For decades after the war, the Communist authorities in Poland have whitewashed the role of the Poles in the Jedwabne massacre, accusing the Nazis of sending special forces to carry out the acts.
However, a report published in 2011 by historian Jan Tomasz Gross claimed that the Poles carried out the massacre, which killed about 1,600 Jews.
The controversial law states that statements in which the imposition of responsibility on Poland for crimes against humanity during the Holocaust will constitute a crime, and punishments of up to three years in prison.
The law came into effect on Monday, but the Poles made it clear that it would not be enforced until the issue was resolved in negotiations with Israel, and after a decision was reached in the country’s constitutional court. The bill was passed to Polish President Andrzej Aude.

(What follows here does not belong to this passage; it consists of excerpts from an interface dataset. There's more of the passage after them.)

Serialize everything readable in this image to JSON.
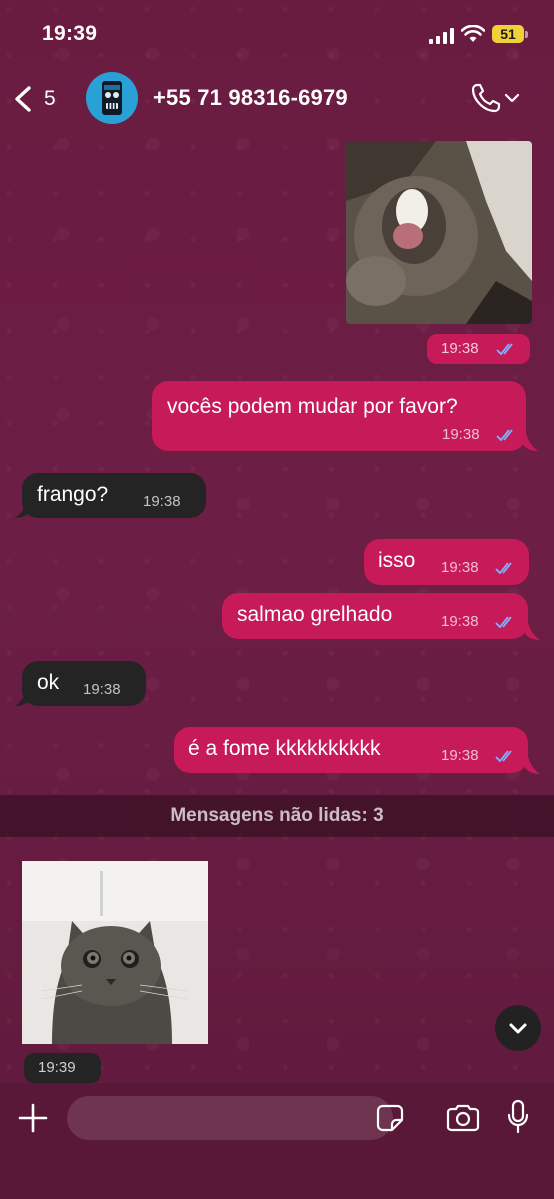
{
  "status_bar": {
    "time": "19:39",
    "battery": "51"
  },
  "header": {
    "back_count": "5",
    "contact_name": "+55 71 98316-6979"
  },
  "messages": [
    {
      "type": "image",
      "direction": "out",
      "time": "19:38"
    },
    {
      "type": "text",
      "direction": "out",
      "text": "vocês podem mudar por favor?",
      "time": "19:38"
    },
    {
      "type": "text",
      "direction": "in",
      "text": "frango?",
      "time": "19:38"
    },
    {
      "type": "text",
      "direction": "out",
      "text": "isso",
      "time": "19:38"
    },
    {
      "type": "text",
      "direction": "out",
      "text": "salmao grelhado",
      "time": "19:38"
    },
    {
      "type": "text",
      "direction": "in",
      "text": "ok",
      "time": "19:38"
    },
    {
      "type": "text",
      "direction": "out",
      "text": "é a fome kkkkkkkkkk",
      "time": "19:38"
    },
    {
      "type": "image",
      "direction": "in",
      "time": "19:39"
    }
  ],
  "unread_divider": "Mensagens não lidas: 3",
  "input": {
    "placeholder": ""
  },
  "colors": {
    "outgoing_bubble": "#c61a59",
    "incoming_bubble": "#242424",
    "read_ticks": "#7fb2ff",
    "battery": "#f2d038"
  }
}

Last week, the Polish parliament rejected a debate on whether to dedicate a Polish memorial day to save Jews during World War II. Opponents argued that this was an inappropriate timing in light of the dispute surrounding the Holocaust Law.